[Dataset rows for apps and sites]
━━━━━━

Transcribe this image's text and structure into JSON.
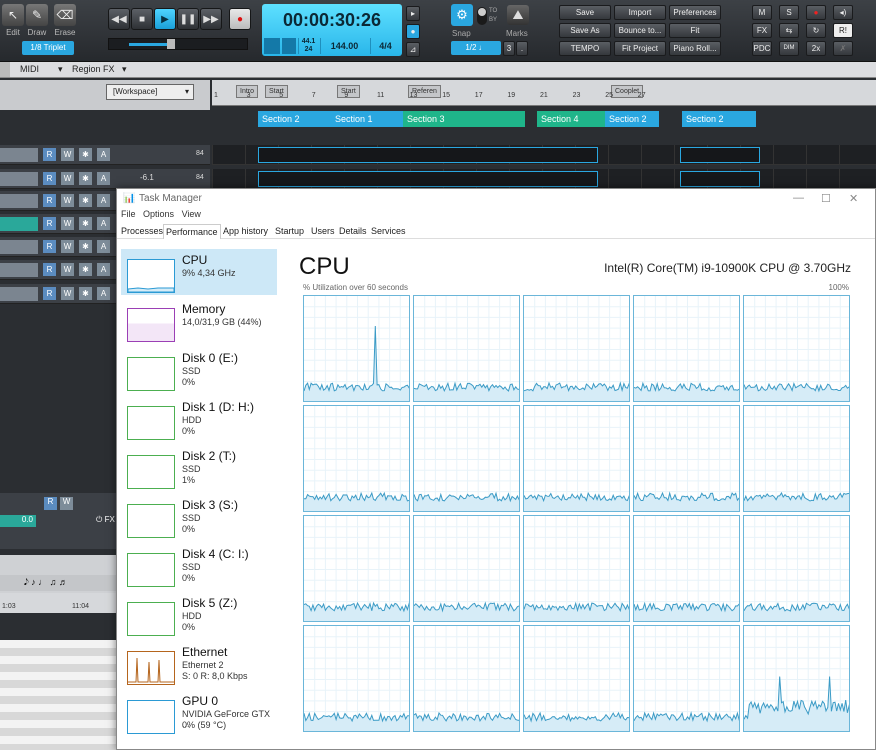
{
  "daw": {
    "tools": [
      {
        "label": "Edit",
        "icon": "edit-icon"
      },
      {
        "label": "Draw",
        "icon": "pencil-icon"
      },
      {
        "label": "Erase",
        "icon": "eraser-icon"
      }
    ],
    "snap_preset": "1/8 Triplet",
    "transport": {
      "time": "00:00:30:26",
      "sample_rate": "44.1",
      "bit_depth": "24",
      "tempo": "144.00",
      "meter": "4/4"
    },
    "snap": {
      "label": "Snap",
      "value": "1/2",
      "marks_label": "Marks",
      "marks_value": "3",
      "to_label": "TO",
      "by_label": "BY"
    },
    "buttons": [
      "Save",
      "Import",
      "Preferences",
      "Save As",
      "Bounce to...",
      "Fit",
      "TEMPO",
      "Fit Project",
      "Piano Roll..."
    ],
    "right_buttons": [
      "M",
      "S",
      "FX",
      "PDC",
      "DIM",
      "2x",
      "R!"
    ],
    "menubar": [
      "MIDI",
      "Region FX"
    ],
    "workspace": "[Workspace]",
    "arranger_markers": [
      "Intro",
      "Start",
      "Start",
      "Referen",
      "Cooplet"
    ],
    "bar_numbers": [
      "1",
      "3",
      "5",
      "7",
      "9",
      "11",
      "13",
      "15",
      "17",
      "19",
      "21",
      "23",
      "25",
      "27"
    ],
    "sections": [
      {
        "label": "Section 2",
        "color": "#2aa7e0"
      },
      {
        "label": "Section 1",
        "color": "#2aa7e0"
      },
      {
        "label": "Section 3",
        "color": "#1fb58a"
      },
      {
        "label": "Section 4",
        "color": "#1fb58a"
      },
      {
        "label": "Section 2",
        "color": "#2aa7e0"
      },
      {
        "label": "Section 2",
        "color": "#2aa7e0"
      }
    ],
    "track_values": [
      "84",
      "-6.1",
      "84"
    ],
    "bottom_time_labels": [
      "1:03",
      "11:04"
    ],
    "mini_value": "0.0",
    "fx_label": "FX"
  },
  "taskmanager": {
    "title": "Task Manager",
    "menu": [
      "File",
      "Options",
      "View"
    ],
    "tabs": [
      "Processes",
      "Performance",
      "App history",
      "Startup",
      "Users",
      "Details",
      "Services"
    ],
    "active_tab": "Performance",
    "resources": [
      {
        "name": "CPU",
        "sub1": "9%  4,34 GHz",
        "sub2": "",
        "color": "#2b9ad4"
      },
      {
        "name": "Memory",
        "sub1": "14,0/31,9 GB (44%)",
        "sub2": "",
        "color": "#9b3fb5"
      },
      {
        "name": "Disk 0 (E:)",
        "sub1": "SSD",
        "sub2": "0%",
        "color": "#4caf50"
      },
      {
        "name": "Disk 1 (D: H:)",
        "sub1": "HDD",
        "sub2": "0%",
        "color": "#4caf50"
      },
      {
        "name": "Disk 2 (T:)",
        "sub1": "SSD",
        "sub2": "1%",
        "color": "#4caf50"
      },
      {
        "name": "Disk 3 (S:)",
        "sub1": "SSD",
        "sub2": "0%",
        "color": "#4caf50"
      },
      {
        "name": "Disk 4 (C: I:)",
        "sub1": "SSD",
        "sub2": "0%",
        "color": "#4caf50"
      },
      {
        "name": "Disk 5 (Z:)",
        "sub1": "HDD",
        "sub2": "0%",
        "color": "#4caf50"
      },
      {
        "name": "Ethernet",
        "sub1": "Ethernet 2",
        "sub2": "S: 0  R: 8,0 Kbps",
        "color": "#b5651d"
      },
      {
        "name": "GPU 0",
        "sub1": "NVIDIA GeForce GTX ...",
        "sub2": "0%  (59 °C)",
        "color": "#2b9ad4"
      }
    ],
    "main_title": "CPU",
    "cpu_model": "Intel(R) Core(TM) i9-10900K CPU @ 3.70GHz",
    "util_label": "% Utilization over 60 seconds",
    "util_max": "100%",
    "core_graph_count": 20
  }
}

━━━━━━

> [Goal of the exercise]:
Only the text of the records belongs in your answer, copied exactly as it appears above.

> [Task result]:
Transcribe this image's text and structure into JSON.
{
  "daw": {
    "tools": [
      {
        "label": "Edit",
        "icon": "edit-icon"
      },
      {
        "label": "Draw",
        "icon": "pencil-icon"
      },
      {
        "label": "Erase",
        "icon": "eraser-icon"
      }
    ],
    "snap_preset": "1/8 Triplet",
    "transport": {
      "time": "00:00:30:26",
      "sample_rate": "44.1",
      "bit_depth": "24",
      "tempo": "144.00",
      "meter": "4/4"
    },
    "snap": {
      "label": "Snap",
      "value": "1/2",
      "marks_label": "Marks",
      "marks_value": "3",
      "to_label": "TO",
      "by_label": "BY"
    },
    "buttons": [
      "Save",
      "Import",
      "Preferences",
      "Save As",
      "Bounce to...",
      "Fit",
      "TEMPO",
      "Fit Project",
      "Piano Roll..."
    ],
    "right_buttons": [
      "M",
      "S",
      "FX",
      "PDC",
      "DIM",
      "2x",
      "R!"
    ],
    "menubar": [
      "MIDI",
      "Region FX"
    ],
    "workspace": "[Workspace]",
    "arranger_markers": [
      "Intro",
      "Start",
      "Start",
      "Referen",
      "Cooplet"
    ],
    "bar_numbers": [
      "1",
      "3",
      "5",
      "7",
      "9",
      "11",
      "13",
      "15",
      "17",
      "19",
      "21",
      "23",
      "25",
      "27"
    ],
    "sections": [
      {
        "label": "Section 2",
        "color": "#2aa7e0"
      },
      {
        "label": "Section 1",
        "color": "#2aa7e0"
      },
      {
        "label": "Section 3",
        "color": "#1fb58a"
      },
      {
        "label": "Section 4",
        "color": "#1fb58a"
      },
      {
        "label": "Section 2",
        "color": "#2aa7e0"
      },
      {
        "label": "Section 2",
        "color": "#2aa7e0"
      }
    ],
    "track_values": [
      "84",
      "-6.1",
      "84"
    ],
    "bottom_time_labels": [
      "1:03",
      "11:04"
    ],
    "mini_value": "0.0",
    "fx_label": "FX"
  },
  "taskmanager": {
    "title": "Task Manager",
    "menu": [
      "File",
      "Options",
      "View"
    ],
    "tabs": [
      "Processes",
      "Performance",
      "App history",
      "Startup",
      "Users",
      "Details",
      "Services"
    ],
    "active_tab": "Performance",
    "resources": [
      {
        "name": "CPU",
        "sub1": "9%  4,34 GHz",
        "sub2": "",
        "color": "#2b9ad4"
      },
      {
        "name": "Memory",
        "sub1": "14,0/31,9 GB (44%)",
        "sub2": "",
        "color": "#9b3fb5"
      },
      {
        "name": "Disk 0 (E:)",
        "sub1": "SSD",
        "sub2": "0%",
        "color": "#4caf50"
      },
      {
        "name": "Disk 1 (D: H:)",
        "sub1": "HDD",
        "sub2": "0%",
        "color": "#4caf50"
      },
      {
        "name": "Disk 2 (T:)",
        "sub1": "SSD",
        "sub2": "1%",
        "color": "#4caf50"
      },
      {
        "name": "Disk 3 (S:)",
        "sub1": "SSD",
        "sub2": "0%",
        "color": "#4caf50"
      },
      {
        "name": "Disk 4 (C: I:)",
        "sub1": "SSD",
        "sub2": "0%",
        "color": "#4caf50"
      },
      {
        "name": "Disk 5 (Z:)",
        "sub1": "HDD",
        "sub2": "0%",
        "color": "#4caf50"
      },
      {
        "name": "Ethernet",
        "sub1": "Ethernet 2",
        "sub2": "S: 0  R: 8,0 Kbps",
        "color": "#b5651d"
      },
      {
        "name": "GPU 0",
        "sub1": "NVIDIA GeForce GTX ...",
        "sub2": "0%  (59 °C)",
        "color": "#2b9ad4"
      }
    ],
    "main_title": "CPU",
    "cpu_model": "Intel(R) Core(TM) i9-10900K CPU @ 3.70GHz",
    "util_label": "% Utilization over 60 seconds",
    "util_max": "100%",
    "core_graph_count": 20
  }
}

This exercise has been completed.